=== Brief ===
Count every line in the following entries that holds the word "Nicholson". Only the number should be given.

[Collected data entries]
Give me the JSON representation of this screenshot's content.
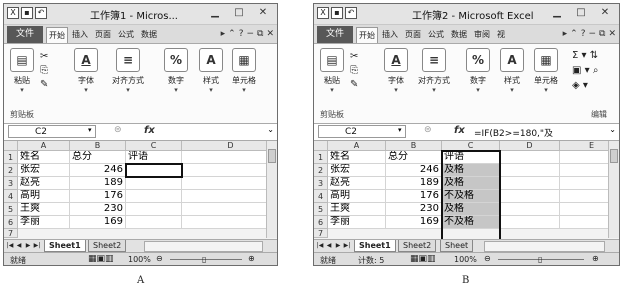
{
  "windowA": {
    "title": "工作簿1 - Micros...",
    "tabs": [
      "文件",
      "开始",
      "插入",
      "页面",
      "公式",
      "数据"
    ],
    "ribbon": {
      "paste": "粘贴",
      "font": "字体",
      "align": "对齐方式",
      "number": "数字",
      "style": "样式",
      "cells": "单元格",
      "clipboard_group": "剪贴板"
    },
    "namebox": "C2",
    "formula": "",
    "columns": [
      "A",
      "B",
      "C",
      "D"
    ],
    "rows": [
      {
        "n": "1",
        "a": "姓名",
        "b": "总分",
        "c": "评语"
      },
      {
        "n": "2",
        "a": "张宏",
        "b": "246",
        "c": ""
      },
      {
        "n": "3",
        "a": "赵亮",
        "b": "189",
        "c": ""
      },
      {
        "n": "4",
        "a": "高明",
        "b": "176",
        "c": ""
      },
      {
        "n": "5",
        "a": "王爽",
        "b": "230",
        "c": ""
      },
      {
        "n": "6",
        "a": "李丽",
        "b": "169",
        "c": ""
      }
    ],
    "row7": "7",
    "sheet1": "Sheet1",
    "sheet2": "Sheet2",
    "status_left": "就绪",
    "zoom": "100%"
  },
  "windowB": {
    "title": "工作簿2 - Microsoft Excel",
    "tabs": [
      "文件",
      "开始",
      "插入",
      "页面",
      "公式",
      "数据",
      "审阅",
      "视"
    ],
    "ribbon": {
      "paste": "粘贴",
      "font": "字体",
      "align": "对齐方式",
      "number": "数字",
      "style": "样式",
      "cells": "单元格",
      "clipboard_group": "剪贴板",
      "edit_group": "编辑"
    },
    "namebox": "C2",
    "formula": "=IF(B2>=180,\"及",
    "columns": [
      "A",
      "B",
      "C",
      "D",
      "E"
    ],
    "rows": [
      {
        "n": "1",
        "a": "姓名",
        "b": "总分",
        "c": "评语"
      },
      {
        "n": "2",
        "a": "张宏",
        "b": "246",
        "c": "及格"
      },
      {
        "n": "3",
        "a": "赵亮",
        "b": "189",
        "c": "及格"
      },
      {
        "n": "4",
        "a": "高明",
        "b": "176",
        "c": "不及格"
      },
      {
        "n": "5",
        "a": "王爽",
        "b": "230",
        "c": "及格"
      },
      {
        "n": "6",
        "a": "李丽",
        "b": "169",
        "c": "不及格"
      }
    ],
    "row7": "7",
    "sheet1": "Sheet1",
    "sheet2": "Sheet2",
    "sheet3": "Sheet",
    "status_left": "就绪",
    "status_count": "计数: 5",
    "zoom": "100%"
  },
  "captions": {
    "a": "A",
    "b": "B"
  },
  "colors": {
    "selected_fill": "#c6c6c6",
    "file_tab": "#585858"
  }
}
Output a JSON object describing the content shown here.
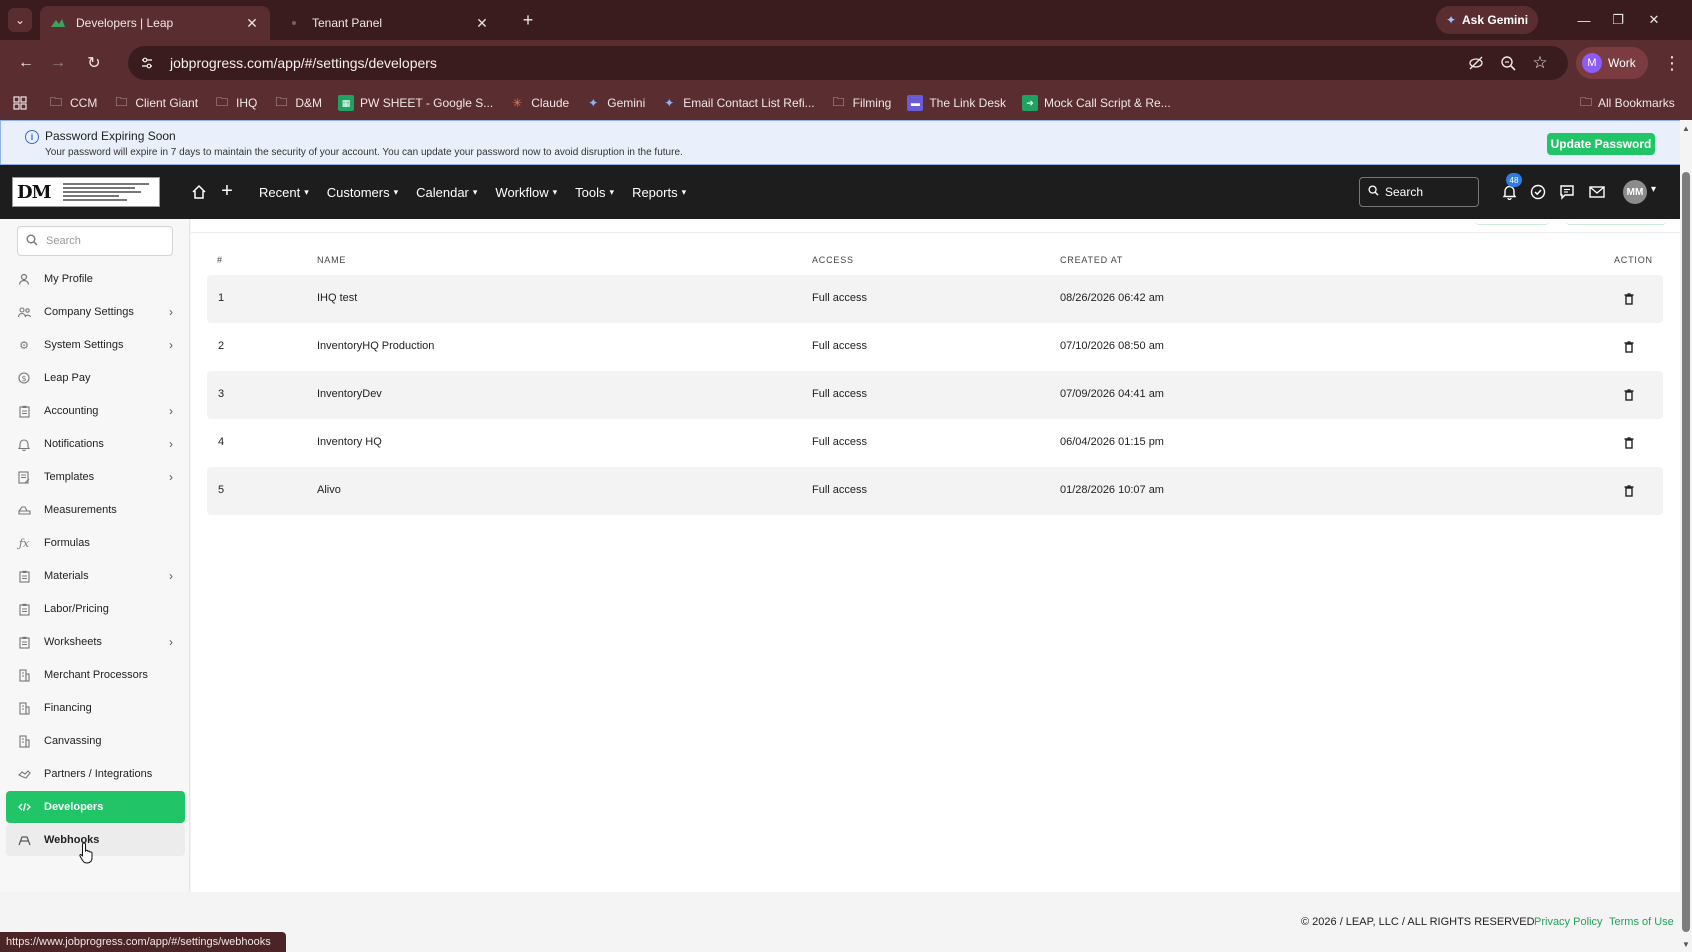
{
  "browser": {
    "tabs": [
      {
        "title": "Developers | Leap",
        "active": true
      },
      {
        "title": "Tenant Panel",
        "active": false
      }
    ],
    "url": "jobprogress.com/app/#/settings/developers",
    "ask_gemini": "Ask Gemini",
    "profile_initial": "M",
    "profile_label": "Work",
    "bookmarks": [
      "CCM",
      "Client Giant",
      "IHQ",
      "D&M",
      "PW SHEET - Google S...",
      "Claude",
      "Gemini",
      "Email Contact List Refi...",
      "Filming",
      "The Link Desk",
      "Mock Call Script & Re..."
    ],
    "all_bookmarks": "All Bookmarks",
    "status_url": "https://www.jobprogress.com/app/#/settings/webhooks"
  },
  "banner": {
    "title": "Password Expiring Soon",
    "message": "Your password will expire in 7 days to maintain the security of your account. You can update your password now to avoid disruption in the future.",
    "button": "Update Password"
  },
  "header": {
    "logo_text": "DM",
    "nav": [
      "Recent",
      "Customers",
      "Calendar",
      "Workflow",
      "Tools",
      "Reports"
    ],
    "search_placeholder": "Search",
    "notification_count": "48",
    "avatar_initials": "MM"
  },
  "sidebar": {
    "search_placeholder": "Search",
    "items": [
      {
        "label": "My Profile",
        "icon": "user-icon",
        "has_submenu": false
      },
      {
        "label": "Company Settings",
        "icon": "company-icon",
        "has_submenu": true
      },
      {
        "label": "System Settings",
        "icon": "gear-icon",
        "has_submenu": true
      },
      {
        "label": "Leap Pay",
        "icon": "dollar-icon",
        "has_submenu": false
      },
      {
        "label": "Accounting",
        "icon": "clipboard-icon",
        "has_submenu": true
      },
      {
        "label": "Notifications",
        "icon": "bell-icon",
        "has_submenu": true
      },
      {
        "label": "Templates",
        "icon": "template-icon",
        "has_submenu": true
      },
      {
        "label": "Measurements",
        "icon": "measure-icon",
        "has_submenu": false
      },
      {
        "label": "Formulas",
        "icon": "function-icon",
        "has_submenu": false
      },
      {
        "label": "Materials",
        "icon": "clipboard-icon",
        "has_submenu": true
      },
      {
        "label": "Labor/Pricing",
        "icon": "clipboard-icon",
        "has_submenu": false
      },
      {
        "label": "Worksheets",
        "icon": "clipboard-icon",
        "has_submenu": true
      },
      {
        "label": "Merchant Processors",
        "icon": "building-icon",
        "has_submenu": false
      },
      {
        "label": "Financing",
        "icon": "building-icon",
        "has_submenu": false
      },
      {
        "label": "Canvassing",
        "icon": "building-icon",
        "has_submenu": false
      },
      {
        "label": "Partners / Integrations",
        "icon": "handshake-icon",
        "has_submenu": false
      },
      {
        "label": "Developers",
        "icon": "code-icon",
        "has_submenu": false,
        "state": "active"
      },
      {
        "label": "Webhooks",
        "icon": "webhook-icon",
        "has_submenu": false,
        "state": "hover"
      }
    ]
  },
  "table": {
    "headers": [
      "#",
      "NAME",
      "ACCESS",
      "CREATED AT",
      "ACTION"
    ],
    "rows": [
      {
        "num": "1",
        "name": "IHQ test",
        "access": "Full access",
        "created": "08/26/2026 06:42 am"
      },
      {
        "num": "2",
        "name": "InventoryHQ Production",
        "access": "Full access",
        "created": "07/10/2026 08:50 am"
      },
      {
        "num": "3",
        "name": "InventoryDev",
        "access": "Full access",
        "created": "07/09/2026 04:41 am"
      },
      {
        "num": "4",
        "name": "Inventory HQ",
        "access": "Full access",
        "created": "06/04/2026 01:15 pm"
      },
      {
        "num": "5",
        "name": "Alivo",
        "access": "Full access",
        "created": "01/28/2026 10:07 am"
      }
    ]
  },
  "footer": {
    "copyright": "© 2026 / LEAP, LLC / ALL RIGHTS RESERVED",
    "privacy": "Privacy Policy",
    "terms": "Terms of Use"
  },
  "colors": {
    "accent_green": "#21c466",
    "header_dark": "#1d1d1d",
    "browser_frame": "#5a2e31",
    "banner_bg": "#e9f0fb",
    "link_green": "#21a35a"
  }
}
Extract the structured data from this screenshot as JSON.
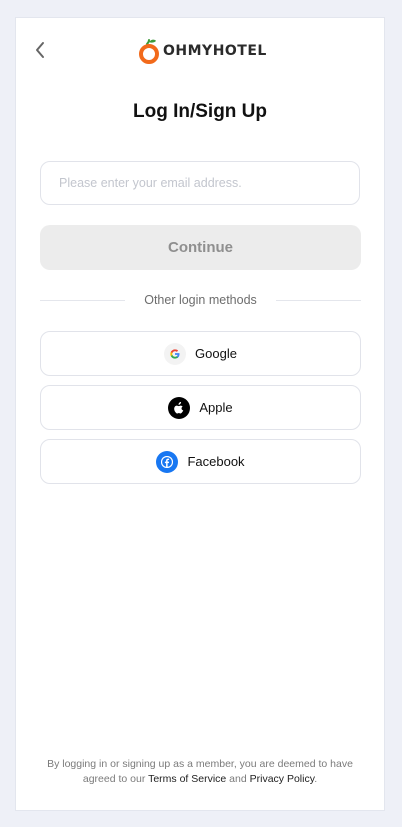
{
  "header": {
    "logo_text": "OHMYHOTEL",
    "back_icon": "chevron-left-icon",
    "logo_icon": "orange-fruit-icon"
  },
  "title": "Log In/Sign Up",
  "email": {
    "placeholder": "Please enter your email address.",
    "value": ""
  },
  "continue_label": "Continue",
  "divider_label": "Other login methods",
  "social": [
    {
      "label": "Google",
      "icon": "google-icon"
    },
    {
      "label": "Apple",
      "icon": "apple-icon"
    },
    {
      "label": "Facebook",
      "icon": "facebook-icon"
    }
  ],
  "footer": {
    "prefix": "By logging in or signing up as a member, you are deemed to have agreed to our",
    "terms_link": "Terms of Service",
    "and": "and",
    "privacy_link": "Privacy Policy",
    "suffix": "."
  },
  "colors": {
    "background": "#eef0f7",
    "card": "#ffffff",
    "brand_orange": "#f26a1b",
    "brand_green": "#3d9a3a",
    "continue_disabled_bg": "#ececec",
    "continue_disabled_text": "#8f8f8f",
    "facebook_blue": "#1877f2"
  }
}
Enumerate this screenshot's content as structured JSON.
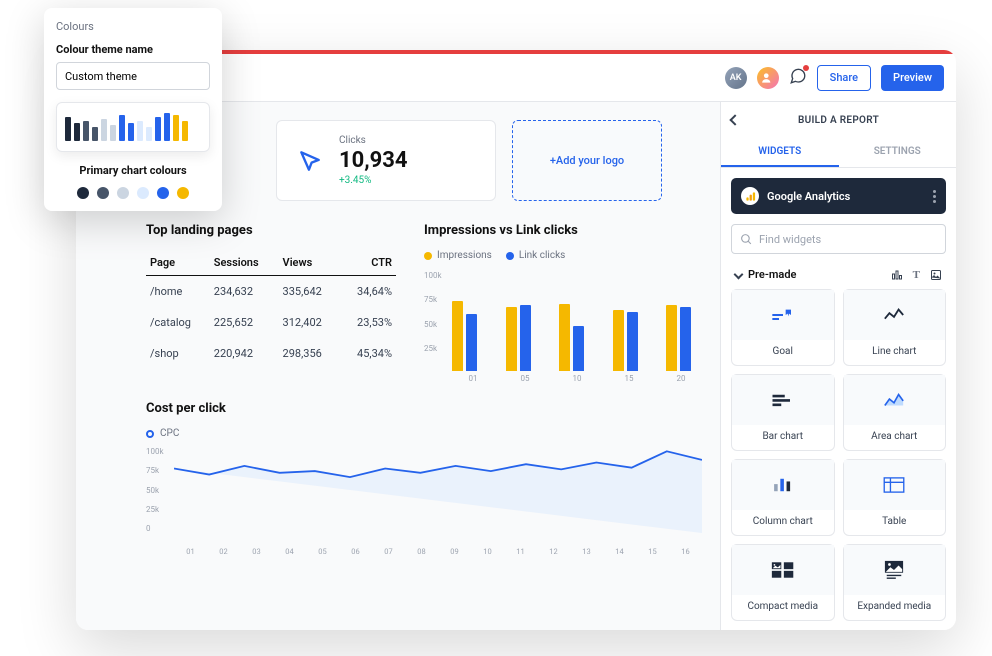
{
  "topbar": {
    "avatar1_initials": "AK",
    "share_label": "Share",
    "preview_label": "Preview"
  },
  "stats": {
    "clicks_label": "Clicks",
    "clicks_value": "10,934",
    "clicks_delta": "+3.45%",
    "add_logo": "+Add your logo"
  },
  "landing": {
    "title": "Top landing pages",
    "headers": [
      "Page",
      "Sessions",
      "Views",
      "CTR"
    ],
    "rows": [
      {
        "page": "/home",
        "sessions": "234,632",
        "views": "335,642",
        "ctr": "34,64%"
      },
      {
        "page": "/catalog",
        "sessions": "225,652",
        "views": "312,402",
        "ctr": "23,53%"
      },
      {
        "page": "/shop",
        "sessions": "220,942",
        "views": "298,356",
        "ctr": "45,34%"
      }
    ]
  },
  "impressions": {
    "title": "Impressions vs Link clicks",
    "legend_a": "Impressions",
    "legend_b": "Link clicks"
  },
  "cpc": {
    "title": "Cost per click",
    "legend": "CPC"
  },
  "right": {
    "header": "BUILD A REPORT",
    "tab_widgets": "WIDGETS",
    "tab_settings": "SETTINGS",
    "integration": "Google Analytics",
    "search_placeholder": "Find widgets",
    "section_premade": "Pre-made",
    "widgets": [
      "Goal",
      "Line chart",
      "Bar chart",
      "Area chart",
      "Column chart",
      "Table",
      "Compact media",
      "Expanded media"
    ]
  },
  "colours": {
    "title": "Colours",
    "theme_label": "Colour theme name",
    "theme_value": "Custom theme",
    "primary_label": "Primary chart colours",
    "swatches": [
      "#1e293b",
      "#475569",
      "#cbd5e1",
      "#dbeafe",
      "#2563eb",
      "#f5b800"
    ]
  },
  "chart_data": [
    {
      "type": "bar",
      "title": "Impressions vs Link clicks",
      "categories": [
        "01",
        "05",
        "10",
        "15",
        "20"
      ],
      "series": [
        {
          "name": "Impressions",
          "values": [
            85,
            78,
            82,
            75,
            80
          ]
        },
        {
          "name": "Link clicks",
          "values": [
            70,
            80,
            55,
            72,
            78
          ]
        }
      ],
      "ylabel": "",
      "ylim": [
        0,
        100
      ],
      "yunit": "k",
      "colors": [
        "#f5b800",
        "#2563eb"
      ]
    },
    {
      "type": "area",
      "title": "Cost per click",
      "x": [
        "01",
        "02",
        "03",
        "04",
        "05",
        "06",
        "07",
        "08",
        "09",
        "10",
        "11",
        "12",
        "13",
        "14",
        "15",
        "16"
      ],
      "series": [
        {
          "name": "CPC",
          "values": [
            75,
            68,
            78,
            70,
            72,
            65,
            75,
            70,
            78,
            72,
            80,
            74,
            82,
            76,
            95,
            85
          ]
        }
      ],
      "ylim": [
        0,
        100
      ],
      "yunit": "k",
      "ylabels": [
        "100k",
        "75k",
        "50k",
        "25k",
        "0"
      ],
      "color": "#2563eb"
    }
  ]
}
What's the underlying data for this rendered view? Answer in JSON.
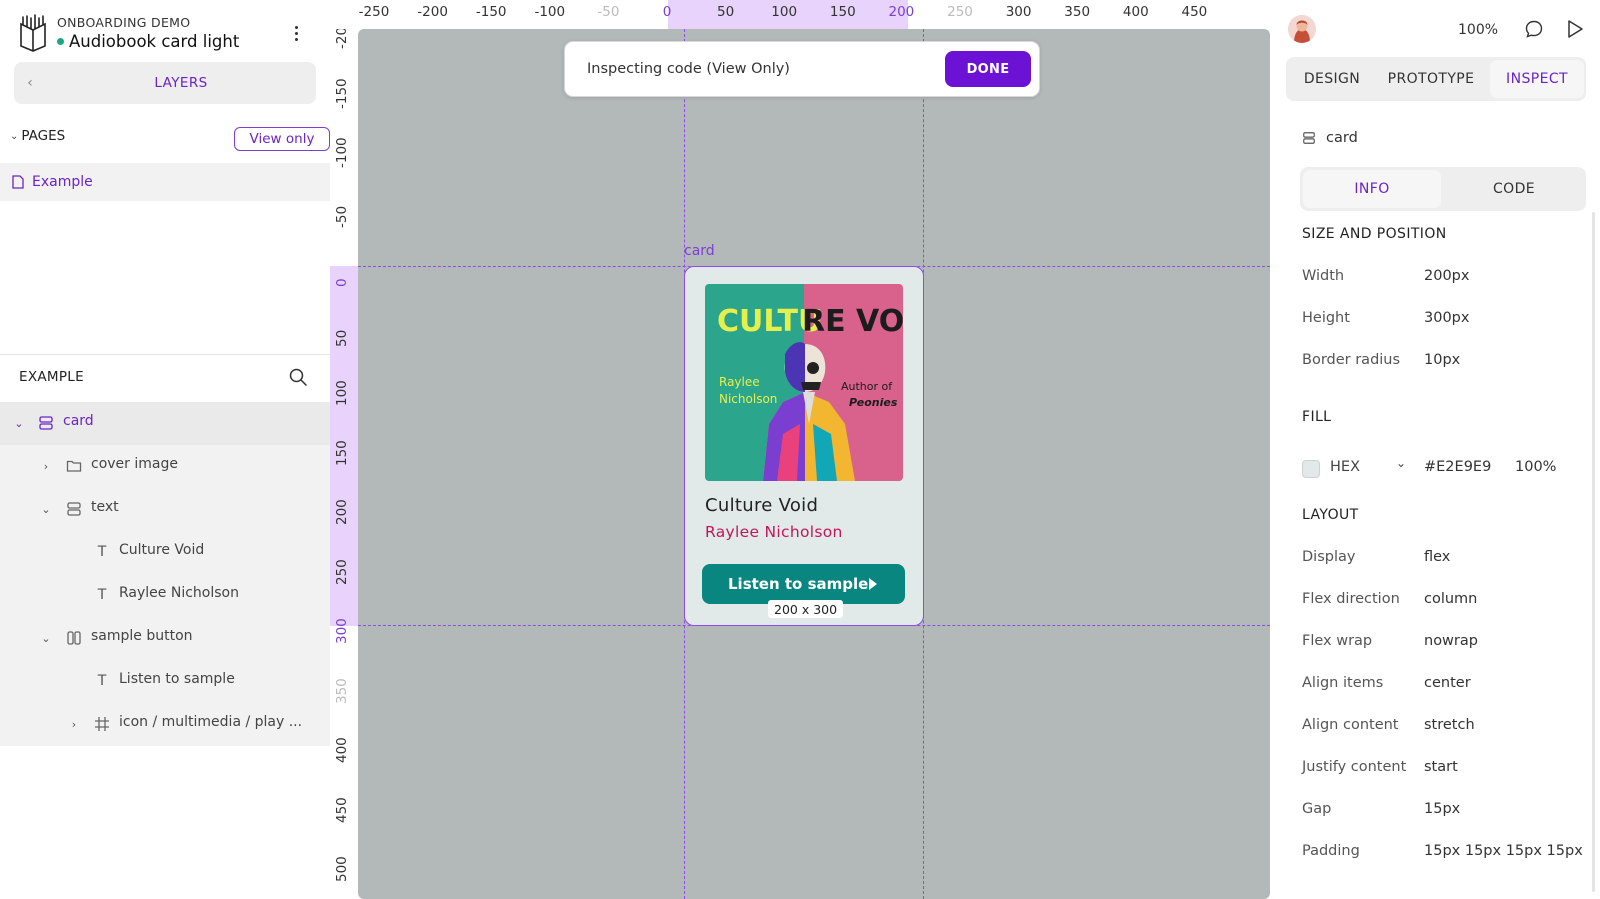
{
  "project": {
    "subtitle": "ONBOARDING DEMO",
    "title": "Audiobook card light"
  },
  "left": {
    "layers_label": "LAYERS",
    "pages_label": "PAGES",
    "view_only": "View only",
    "page_name": "Example",
    "section_label": "EXAMPLE",
    "tree": [
      {
        "label": "card"
      },
      {
        "label": "cover image"
      },
      {
        "label": "text"
      },
      {
        "label": "Culture Void"
      },
      {
        "label": "Raylee Nicholson"
      },
      {
        "label": "sample button"
      },
      {
        "label": "Listen to sample"
      },
      {
        "label": "icon / multimedia / play ..."
      }
    ]
  },
  "rulers": {
    "h_labels": [
      "-250",
      "-200",
      "-150",
      "-100",
      "-50",
      "0",
      "50",
      "100",
      "150",
      "200",
      "250",
      "300",
      "350",
      "400",
      "450"
    ],
    "v_labels": [
      "-200",
      "-150",
      "-100",
      "-50",
      "0",
      "50",
      "100",
      "150",
      "200",
      "250",
      "300",
      "350",
      "400",
      "450",
      "500"
    ]
  },
  "canvas": {
    "banner_text": "Inspecting code (View Only)",
    "done_label": "DONE",
    "card_tag": "card",
    "card": {
      "cover_title_a": "CULTU",
      "cover_title_b": "RE VOID",
      "cover_author_a": "Raylee",
      "cover_author_b": "Nicholson",
      "cover_note_a": "Author of",
      "cover_note_b": "Peonies",
      "title": "Culture Void",
      "author": "Raylee Nicholson",
      "button_label": "Listen to sample"
    },
    "size_tag": "200 x 300"
  },
  "right": {
    "zoom": "100%",
    "tabs": [
      "DESIGN",
      "PROTOTYPE",
      "INSPECT"
    ],
    "active_tab": "INSPECT",
    "layer_name": "card",
    "sub_tabs": [
      "INFO",
      "CODE"
    ],
    "active_sub_tab": "INFO",
    "size_section": "SIZE AND POSITION",
    "size_props": [
      {
        "k": "Width",
        "v": "200px"
      },
      {
        "k": "Height",
        "v": "300px"
      },
      {
        "k": "Border radius",
        "v": "10px"
      }
    ],
    "fill_section": "FILL",
    "fill": {
      "mode": "HEX",
      "hex": "#E2E9E9",
      "opacity": "100%"
    },
    "layout_section": "LAYOUT",
    "layout_props": [
      {
        "k": "Display",
        "v": "flex"
      },
      {
        "k": "Flex direction",
        "v": "column"
      },
      {
        "k": "Flex wrap",
        "v": "nowrap"
      },
      {
        "k": "Align items",
        "v": "center"
      },
      {
        "k": "Align content",
        "v": "stretch"
      },
      {
        "k": "Justify content",
        "v": "start"
      },
      {
        "k": "Gap",
        "v": "15px"
      },
      {
        "k": "Padding",
        "v": "15px 15px 15px 15px"
      }
    ]
  },
  "colors": {
    "accent": "#6b24c6",
    "done_button": "#6b12d4",
    "canvas_bg": "#b3b9b9",
    "card_fill": "#E2E9E9",
    "sample_button": "#0a8680",
    "author_text": "#c0175b"
  },
  "icons": [
    "project-icon",
    "kebab-menu-icon",
    "back-arrow-icon",
    "chevron-down-icon",
    "page-icon",
    "search-icon",
    "board-icon",
    "folder-icon",
    "text-icon",
    "column-layout-icon",
    "frame-icon",
    "chevron-right-icon",
    "comment-icon",
    "play-icon"
  ]
}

=== Solution ===
3